*** Opening Given entries ***

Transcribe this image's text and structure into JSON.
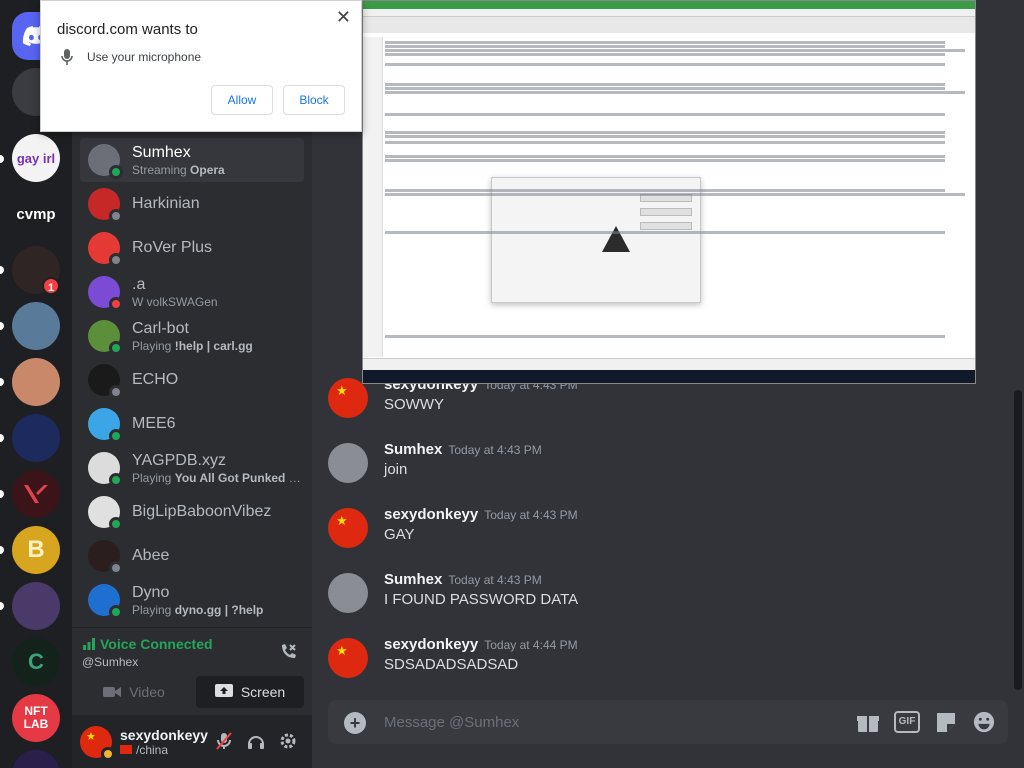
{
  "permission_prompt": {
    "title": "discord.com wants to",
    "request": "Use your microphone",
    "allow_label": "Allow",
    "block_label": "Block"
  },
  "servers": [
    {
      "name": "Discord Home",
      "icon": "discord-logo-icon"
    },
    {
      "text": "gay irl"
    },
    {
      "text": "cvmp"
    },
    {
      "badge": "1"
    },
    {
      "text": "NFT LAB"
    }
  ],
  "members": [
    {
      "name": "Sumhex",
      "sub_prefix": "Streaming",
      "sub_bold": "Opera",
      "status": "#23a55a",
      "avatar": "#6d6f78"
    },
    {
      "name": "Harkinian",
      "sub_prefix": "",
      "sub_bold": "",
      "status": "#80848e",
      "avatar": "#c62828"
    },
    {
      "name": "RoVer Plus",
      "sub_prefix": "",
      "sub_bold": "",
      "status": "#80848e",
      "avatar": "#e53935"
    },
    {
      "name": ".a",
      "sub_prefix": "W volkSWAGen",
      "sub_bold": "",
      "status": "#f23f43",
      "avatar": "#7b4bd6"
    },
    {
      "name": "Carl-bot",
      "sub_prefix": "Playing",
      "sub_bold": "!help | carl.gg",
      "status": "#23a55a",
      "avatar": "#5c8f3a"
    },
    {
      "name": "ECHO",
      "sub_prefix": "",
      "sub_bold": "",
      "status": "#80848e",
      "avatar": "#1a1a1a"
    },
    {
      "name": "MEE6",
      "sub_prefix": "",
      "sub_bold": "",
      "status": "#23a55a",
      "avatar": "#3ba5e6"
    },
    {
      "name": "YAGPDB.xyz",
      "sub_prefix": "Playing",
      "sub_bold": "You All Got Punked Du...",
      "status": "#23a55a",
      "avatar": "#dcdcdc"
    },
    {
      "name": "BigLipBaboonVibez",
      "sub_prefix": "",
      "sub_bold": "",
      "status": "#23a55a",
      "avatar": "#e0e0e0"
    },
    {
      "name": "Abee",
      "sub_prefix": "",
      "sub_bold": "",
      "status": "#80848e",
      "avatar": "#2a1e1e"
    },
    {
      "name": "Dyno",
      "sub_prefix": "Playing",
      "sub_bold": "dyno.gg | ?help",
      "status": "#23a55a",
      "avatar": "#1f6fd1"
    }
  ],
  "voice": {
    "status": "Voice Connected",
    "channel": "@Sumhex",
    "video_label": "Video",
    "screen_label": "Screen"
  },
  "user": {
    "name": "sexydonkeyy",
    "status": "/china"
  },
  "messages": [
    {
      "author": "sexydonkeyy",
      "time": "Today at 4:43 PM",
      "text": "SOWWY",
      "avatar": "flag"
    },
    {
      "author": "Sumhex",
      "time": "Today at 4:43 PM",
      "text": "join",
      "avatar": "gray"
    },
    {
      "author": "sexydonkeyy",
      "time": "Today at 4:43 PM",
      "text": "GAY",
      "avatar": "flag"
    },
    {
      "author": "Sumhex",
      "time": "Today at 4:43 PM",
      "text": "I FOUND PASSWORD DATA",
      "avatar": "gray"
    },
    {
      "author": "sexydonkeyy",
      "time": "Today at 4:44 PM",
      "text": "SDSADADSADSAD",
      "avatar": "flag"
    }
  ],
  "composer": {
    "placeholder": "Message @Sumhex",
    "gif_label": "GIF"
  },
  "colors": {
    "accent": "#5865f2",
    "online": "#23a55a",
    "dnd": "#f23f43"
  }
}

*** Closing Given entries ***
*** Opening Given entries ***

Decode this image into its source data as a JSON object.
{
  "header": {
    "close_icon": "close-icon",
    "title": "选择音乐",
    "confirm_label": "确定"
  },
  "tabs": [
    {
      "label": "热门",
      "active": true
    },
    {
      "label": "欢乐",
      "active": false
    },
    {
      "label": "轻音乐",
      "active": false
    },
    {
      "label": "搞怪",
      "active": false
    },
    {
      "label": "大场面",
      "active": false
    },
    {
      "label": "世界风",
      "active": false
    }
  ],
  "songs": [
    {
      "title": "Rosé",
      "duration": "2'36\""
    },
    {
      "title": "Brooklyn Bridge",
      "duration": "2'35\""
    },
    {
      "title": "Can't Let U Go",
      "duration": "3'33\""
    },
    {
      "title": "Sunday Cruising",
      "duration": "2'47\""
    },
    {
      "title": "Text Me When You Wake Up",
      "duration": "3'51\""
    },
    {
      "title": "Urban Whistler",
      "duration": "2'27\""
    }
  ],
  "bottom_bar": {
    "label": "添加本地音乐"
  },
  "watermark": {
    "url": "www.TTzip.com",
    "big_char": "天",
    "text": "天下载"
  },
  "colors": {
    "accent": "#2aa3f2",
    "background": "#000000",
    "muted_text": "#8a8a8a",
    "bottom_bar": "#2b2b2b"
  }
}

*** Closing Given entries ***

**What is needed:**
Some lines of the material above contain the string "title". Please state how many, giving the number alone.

**Response:**
8